- **Work order**
Output all entries exactly; images excluded.

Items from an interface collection
-- Opening Marker --

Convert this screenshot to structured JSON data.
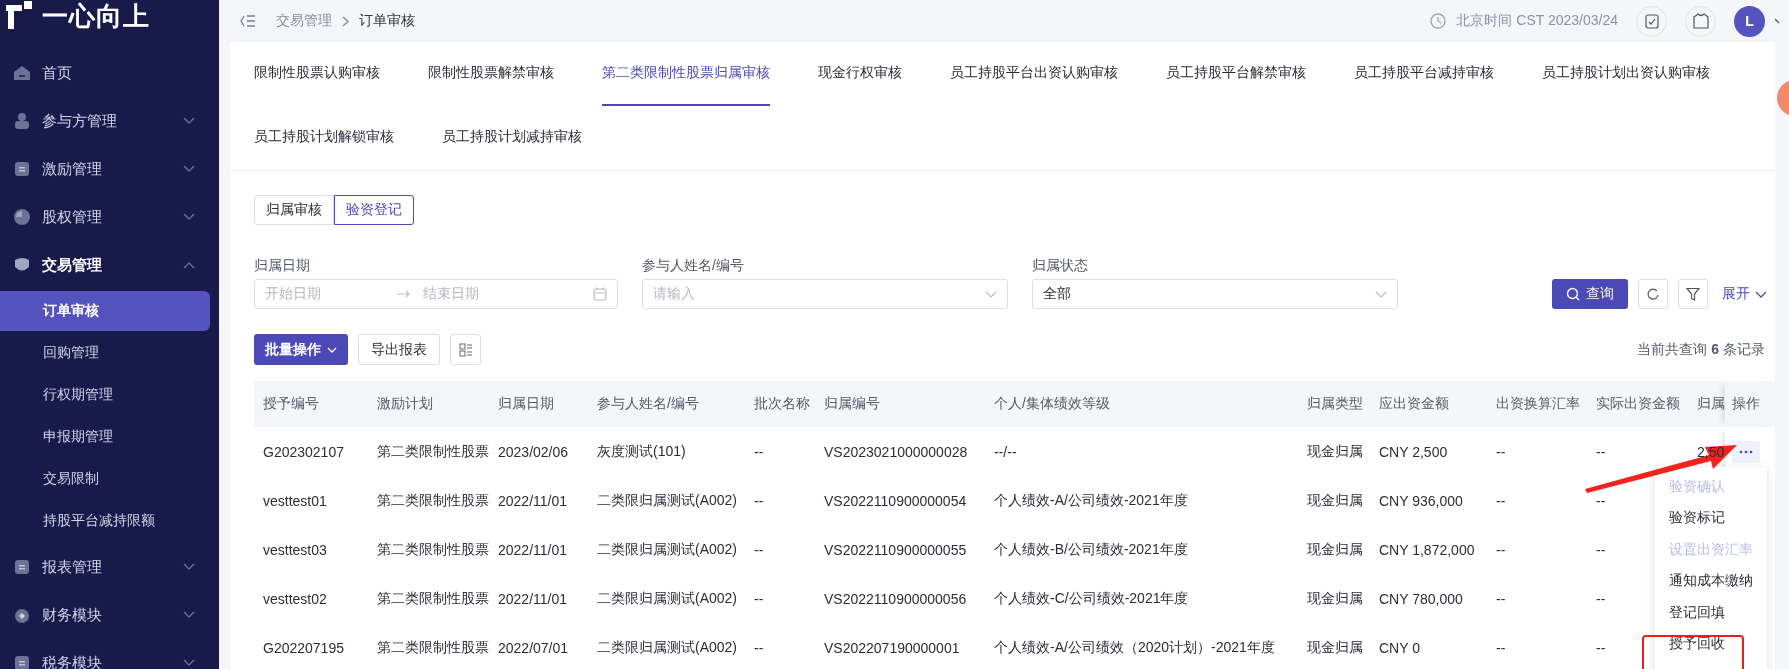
{
  "sidebar": {
    "logo": "一心向上",
    "items": [
      {
        "label": "首页",
        "kind": "link"
      },
      {
        "label": "参与方管理",
        "kind": "group",
        "expanded": false
      },
      {
        "label": "激励管理",
        "kind": "group",
        "expanded": false
      },
      {
        "label": "股权管理",
        "kind": "group",
        "expanded": false
      },
      {
        "label": "交易管理",
        "kind": "group",
        "expanded": true,
        "children": [
          {
            "label": "订单审核",
            "selected": true
          },
          {
            "label": "回购管理",
            "selected": false
          },
          {
            "label": "行权期管理",
            "selected": false
          },
          {
            "label": "申报期管理",
            "selected": false
          },
          {
            "label": "交易限制",
            "selected": false
          },
          {
            "label": "持股平台减持限额",
            "selected": false
          }
        ]
      },
      {
        "label": "报表管理",
        "kind": "group",
        "expanded": false
      },
      {
        "label": "财务模块",
        "kind": "group",
        "expanded": false
      },
      {
        "label": "税务模块",
        "kind": "group",
        "expanded": false
      }
    ]
  },
  "header": {
    "breadcrumb": [
      "交易管理",
      "订单审核"
    ],
    "time": "北京时间 CST 2023/03/24",
    "avatar": "L"
  },
  "tabs": [
    {
      "label": "限制性股票认购审核",
      "selected": false
    },
    {
      "label": "限制性股票解禁审核",
      "selected": false
    },
    {
      "label": "第二类限制性股票归属审核",
      "selected": true
    },
    {
      "label": "现金行权审核",
      "selected": false
    },
    {
      "label": "员工持股平台出资认购审核",
      "selected": false
    },
    {
      "label": "员工持股平台解禁审核",
      "selected": false
    },
    {
      "label": "员工持股平台减持审核",
      "selected": false
    },
    {
      "label": "员工持股计划出资认购审核",
      "selected": false
    },
    {
      "label": "员工持股计划解锁审核",
      "selected": false
    },
    {
      "label": "员工持股计划减持审核",
      "selected": false
    }
  ],
  "sub_tabs": [
    {
      "label": "归属审核",
      "selected": false
    },
    {
      "label": "验资登记",
      "selected": true
    }
  ],
  "filters": [
    {
      "kind": "daterange",
      "label": "归属日期",
      "start_placeholder": "开始日期",
      "end_placeholder": "结束日期"
    },
    {
      "kind": "select",
      "label": "参与人姓名/编号",
      "placeholder": "请输入"
    },
    {
      "kind": "select",
      "label": "归属状态",
      "value": "全部"
    }
  ],
  "query_button": "查询",
  "expand_link": "展开",
  "toolbar": {
    "batch_button": "批量操作",
    "export_button": "导出报表",
    "record_count": "当前共查询 **6** 条记录"
  },
  "table": {
    "columns": [
      "授予编号",
      "激励计划",
      "归属日期",
      "参与人姓名/编号",
      "批次名称",
      "归属编号",
      "个人/集体绩效等级",
      "归属类型",
      "应出资金额",
      "出资换算汇率",
      "实际出资金额",
      "归属",
      "操作"
    ],
    "rows": [
      [
        "G202302107",
        "第二类限制性股票",
        "2023/02/06",
        "灰度测试(101)",
        "--",
        "VS2023021000000028",
        "--/--",
        "现金归属",
        "CNY 2,500",
        "--",
        "--",
        "2,50"
      ],
      [
        "vesttest01",
        "第二类限制性股票",
        "2022/11/01",
        "二类限归属测试(A002)",
        "--",
        "VS2022110900000054",
        "个人绩效-A/公司绩效-2021年度",
        "现金归属",
        "CNY 936,000",
        "--",
        "--"
      ],
      [
        "vesttest03",
        "第二类限制性股票",
        "2022/11/01",
        "二类限归属测试(A002)",
        "--",
        "VS2022110900000055",
        "个人绩效-B/公司绩效-2021年度",
        "现金归属",
        "CNY 1,872,000",
        "--",
        "--"
      ],
      [
        "vesttest02",
        "第二类限制性股票",
        "2022/11/01",
        "二类限归属测试(A002)",
        "--",
        "VS2022110900000056",
        "个人绩效-C/公司绩效-2021年度",
        "现金归属",
        "CNY 780,000",
        "--",
        "--"
      ],
      [
        "G202207195",
        "第二类限制性股票",
        "2022/07/01",
        "二类限归属测试(A002)",
        "--",
        "VS202207190000001",
        "个人绩效-A/公司绩效（2020计划）-2021年度",
        "现金归属",
        "CNY 0",
        "--",
        "--"
      ]
    ]
  },
  "action_menu": {
    "items": [
      {
        "label": "验资确认",
        "disabled": true,
        "boxed": false
      },
      {
        "label": "验资标记",
        "disabled": false,
        "boxed": false
      },
      {
        "label": "设置出资汇率",
        "disabled": true,
        "boxed": false
      },
      {
        "label": "通知成本缴纳",
        "disabled": false,
        "boxed": false
      },
      {
        "label": "登记回填",
        "disabled": false,
        "boxed": false
      },
      {
        "label": "授予回收",
        "disabled": false,
        "boxed": true
      }
    ]
  },
  "annotation_arrow": true
}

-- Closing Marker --

- **Completed exercise**
Convert this screenshot to structured JSON data.
{
  "sidebar": {
    "logo": "一心向上",
    "items": [
      {
        "label": "首页",
        "kind": "link"
      },
      {
        "label": "参与方管理",
        "kind": "group",
        "expanded": false
      },
      {
        "label": "激励管理",
        "kind": "group",
        "expanded": false
      },
      {
        "label": "股权管理",
        "kind": "group",
        "expanded": false
      },
      {
        "label": "交易管理",
        "kind": "group",
        "expanded": true,
        "children": [
          {
            "label": "订单审核",
            "selected": true
          },
          {
            "label": "回购管理",
            "selected": false
          },
          {
            "label": "行权期管理",
            "selected": false
          },
          {
            "label": "申报期管理",
            "selected": false
          },
          {
            "label": "交易限制",
            "selected": false
          },
          {
            "label": "持股平台减持限额",
            "selected": false
          }
        ]
      },
      {
        "label": "报表管理",
        "kind": "group",
        "expanded": false
      },
      {
        "label": "财务模块",
        "kind": "group",
        "expanded": false
      },
      {
        "label": "税务模块",
        "kind": "group",
        "expanded": false
      }
    ]
  },
  "header": {
    "breadcrumb": [
      "交易管理",
      "订单审核"
    ],
    "time": "北京时间 CST 2023/03/24",
    "avatar": "L"
  },
  "tabs": [
    {
      "label": "限制性股票认购审核",
      "selected": false
    },
    {
      "label": "限制性股票解禁审核",
      "selected": false
    },
    {
      "label": "第二类限制性股票归属审核",
      "selected": true
    },
    {
      "label": "现金行权审核",
      "selected": false
    },
    {
      "label": "员工持股平台出资认购审核",
      "selected": false
    },
    {
      "label": "员工持股平台解禁审核",
      "selected": false
    },
    {
      "label": "员工持股平台减持审核",
      "selected": false
    },
    {
      "label": "员工持股计划出资认购审核",
      "selected": false
    },
    {
      "label": "员工持股计划解锁审核",
      "selected": false
    },
    {
      "label": "员工持股计划减持审核",
      "selected": false
    }
  ],
  "sub_tabs": [
    {
      "label": "归属审核",
      "selected": false
    },
    {
      "label": "验资登记",
      "selected": true
    }
  ],
  "filters": [
    {
      "kind": "daterange",
      "label": "归属日期",
      "start_placeholder": "开始日期",
      "end_placeholder": "结束日期"
    },
    {
      "kind": "select",
      "label": "参与人姓名/编号",
      "placeholder": "请输入"
    },
    {
      "kind": "select",
      "label": "归属状态",
      "value": "全部"
    }
  ],
  "query_button": "查询",
  "expand_link": "展开",
  "toolbar": {
    "batch_button": "批量操作",
    "export_button": "导出报表",
    "record_count": "当前共查询 **6** 条记录"
  },
  "table": {
    "columns": [
      "授予编号",
      "激励计划",
      "归属日期",
      "参与人姓名/编号",
      "批次名称",
      "归属编号",
      "个人/集体绩效等级",
      "归属类型",
      "应出资金额",
      "出资换算汇率",
      "实际出资金额",
      "归属",
      "操作"
    ],
    "rows": [
      [
        "G202302107",
        "第二类限制性股票",
        "2023/02/06",
        "灰度测试(101)",
        "--",
        "VS2023021000000028",
        "--/--",
        "现金归属",
        "CNY 2,500",
        "--",
        "--",
        "2,50"
      ],
      [
        "vesttest01",
        "第二类限制性股票",
        "2022/11/01",
        "二类限归属测试(A002)",
        "--",
        "VS2022110900000054",
        "个人绩效-A/公司绩效-2021年度",
        "现金归属",
        "CNY 936,000",
        "--",
        "--"
      ],
      [
        "vesttest03",
        "第二类限制性股票",
        "2022/11/01",
        "二类限归属测试(A002)",
        "--",
        "VS2022110900000055",
        "个人绩效-B/公司绩效-2021年度",
        "现金归属",
        "CNY 1,872,000",
        "--",
        "--"
      ],
      [
        "vesttest02",
        "第二类限制性股票",
        "2022/11/01",
        "二类限归属测试(A002)",
        "--",
        "VS2022110900000056",
        "个人绩效-C/公司绩效-2021年度",
        "现金归属",
        "CNY 780,000",
        "--",
        "--"
      ],
      [
        "G202207195",
        "第二类限制性股票",
        "2022/07/01",
        "二类限归属测试(A002)",
        "--",
        "VS202207190000001",
        "个人绩效-A/公司绩效（2020计划）-2021年度",
        "现金归属",
        "CNY 0",
        "--",
        "--"
      ]
    ]
  },
  "action_menu": {
    "items": [
      {
        "label": "验资确认",
        "disabled": true,
        "boxed": false
      },
      {
        "label": "验资标记",
        "disabled": false,
        "boxed": false
      },
      {
        "label": "设置出资汇率",
        "disabled": true,
        "boxed": false
      },
      {
        "label": "通知成本缴纳",
        "disabled": false,
        "boxed": false
      },
      {
        "label": "登记回填",
        "disabled": false,
        "boxed": false
      },
      {
        "label": "授予回收",
        "disabled": false,
        "boxed": true
      }
    ]
  },
  "annotation_arrow": true
}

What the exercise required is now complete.